**Work instruction**
Apart from the pictures, which must be omitted, restate the data exactly.

**Given entries**
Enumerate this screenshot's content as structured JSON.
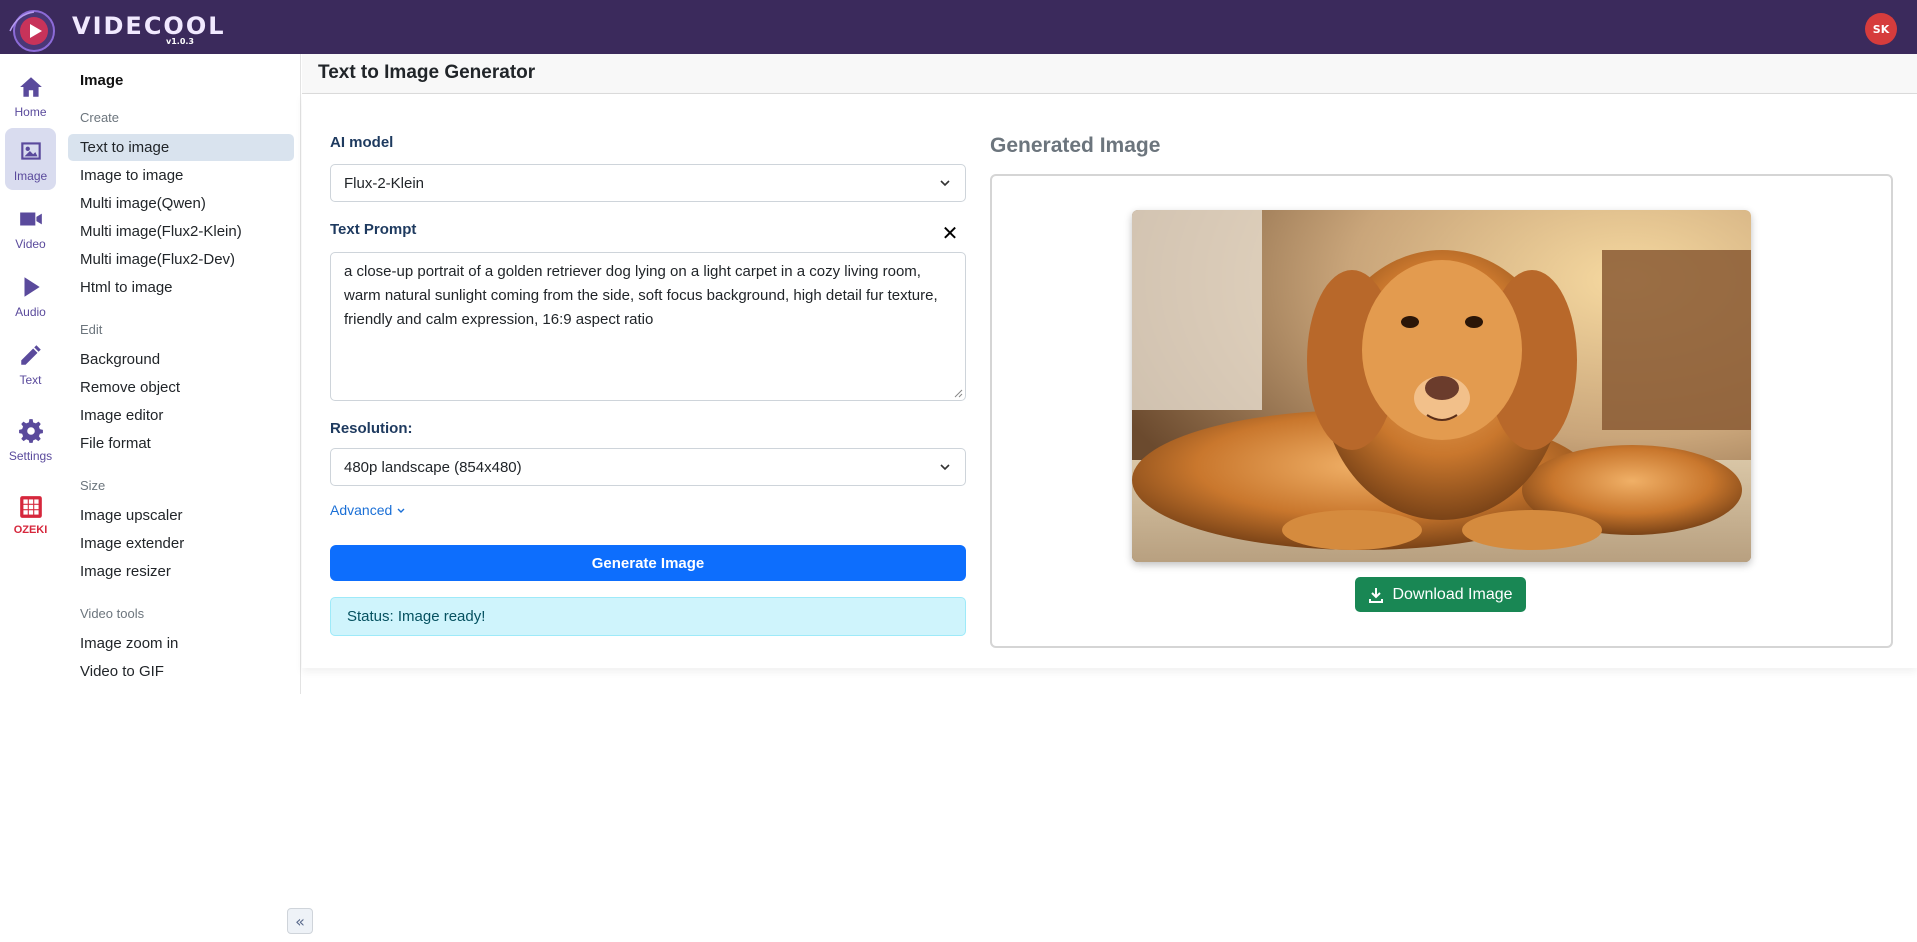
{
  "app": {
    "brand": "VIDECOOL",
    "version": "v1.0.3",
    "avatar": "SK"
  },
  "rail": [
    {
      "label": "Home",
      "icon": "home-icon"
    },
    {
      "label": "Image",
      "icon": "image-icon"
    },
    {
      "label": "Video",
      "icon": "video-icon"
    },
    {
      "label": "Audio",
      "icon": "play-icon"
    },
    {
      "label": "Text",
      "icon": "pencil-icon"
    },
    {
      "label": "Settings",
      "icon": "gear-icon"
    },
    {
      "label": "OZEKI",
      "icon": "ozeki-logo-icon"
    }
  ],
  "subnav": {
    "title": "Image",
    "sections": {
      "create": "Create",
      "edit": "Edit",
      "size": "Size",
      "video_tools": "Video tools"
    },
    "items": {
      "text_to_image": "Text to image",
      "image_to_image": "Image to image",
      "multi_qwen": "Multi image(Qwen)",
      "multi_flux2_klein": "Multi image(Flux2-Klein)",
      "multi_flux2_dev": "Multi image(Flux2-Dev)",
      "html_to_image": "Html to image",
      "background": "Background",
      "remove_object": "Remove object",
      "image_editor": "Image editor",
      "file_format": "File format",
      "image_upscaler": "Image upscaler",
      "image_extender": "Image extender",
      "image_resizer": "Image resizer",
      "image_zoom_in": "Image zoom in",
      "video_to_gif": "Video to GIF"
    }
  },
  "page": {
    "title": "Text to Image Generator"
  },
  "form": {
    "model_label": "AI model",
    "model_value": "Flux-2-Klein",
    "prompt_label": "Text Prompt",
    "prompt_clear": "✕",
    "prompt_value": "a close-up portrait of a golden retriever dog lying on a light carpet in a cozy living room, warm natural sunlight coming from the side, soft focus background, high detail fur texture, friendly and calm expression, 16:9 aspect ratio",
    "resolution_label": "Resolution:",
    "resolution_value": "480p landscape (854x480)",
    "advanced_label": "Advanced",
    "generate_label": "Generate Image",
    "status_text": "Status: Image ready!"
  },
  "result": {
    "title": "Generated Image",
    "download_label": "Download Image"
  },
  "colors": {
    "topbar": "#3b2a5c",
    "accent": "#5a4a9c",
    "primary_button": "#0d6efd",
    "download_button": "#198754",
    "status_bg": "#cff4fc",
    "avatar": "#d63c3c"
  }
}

**Task response**
Enumerate this screenshot's content as structured JSON.
{
  "app": {
    "brand": "VIDECOOL",
    "version": "v1.0.3",
    "avatar": "SK"
  },
  "rail": [
    {
      "label": "Home",
      "icon": "home-icon"
    },
    {
      "label": "Image",
      "icon": "image-icon"
    },
    {
      "label": "Video",
      "icon": "video-icon"
    },
    {
      "label": "Audio",
      "icon": "play-icon"
    },
    {
      "label": "Text",
      "icon": "pencil-icon"
    },
    {
      "label": "Settings",
      "icon": "gear-icon"
    },
    {
      "label": "OZEKI",
      "icon": "ozeki-logo-icon"
    }
  ],
  "subnav": {
    "title": "Image",
    "sections": {
      "create": "Create",
      "edit": "Edit",
      "size": "Size",
      "video_tools": "Video tools"
    },
    "items": {
      "text_to_image": "Text to image",
      "image_to_image": "Image to image",
      "multi_qwen": "Multi image(Qwen)",
      "multi_flux2_klein": "Multi image(Flux2-Klein)",
      "multi_flux2_dev": "Multi image(Flux2-Dev)",
      "html_to_image": "Html to image",
      "background": "Background",
      "remove_object": "Remove object",
      "image_editor": "Image editor",
      "file_format": "File format",
      "image_upscaler": "Image upscaler",
      "image_extender": "Image extender",
      "image_resizer": "Image resizer",
      "image_zoom_in": "Image zoom in",
      "video_to_gif": "Video to GIF"
    }
  },
  "page": {
    "title": "Text to Image Generator"
  },
  "form": {
    "model_label": "AI model",
    "model_value": "Flux-2-Klein",
    "prompt_label": "Text Prompt",
    "prompt_clear": "✕",
    "prompt_value": "a close-up portrait of a golden retriever dog lying on a light carpet in a cozy living room, warm natural sunlight coming from the side, soft focus background, high detail fur texture, friendly and calm expression, 16:9 aspect ratio",
    "resolution_label": "Resolution:",
    "resolution_value": "480p landscape (854x480)",
    "advanced_label": "Advanced",
    "generate_label": "Generate Image",
    "status_text": "Status: Image ready!"
  },
  "result": {
    "title": "Generated Image",
    "download_label": "Download Image"
  },
  "colors": {
    "topbar": "#3b2a5c",
    "accent": "#5a4a9c",
    "primary_button": "#0d6efd",
    "download_button": "#198754",
    "status_bg": "#cff4fc",
    "avatar": "#d63c3c"
  }
}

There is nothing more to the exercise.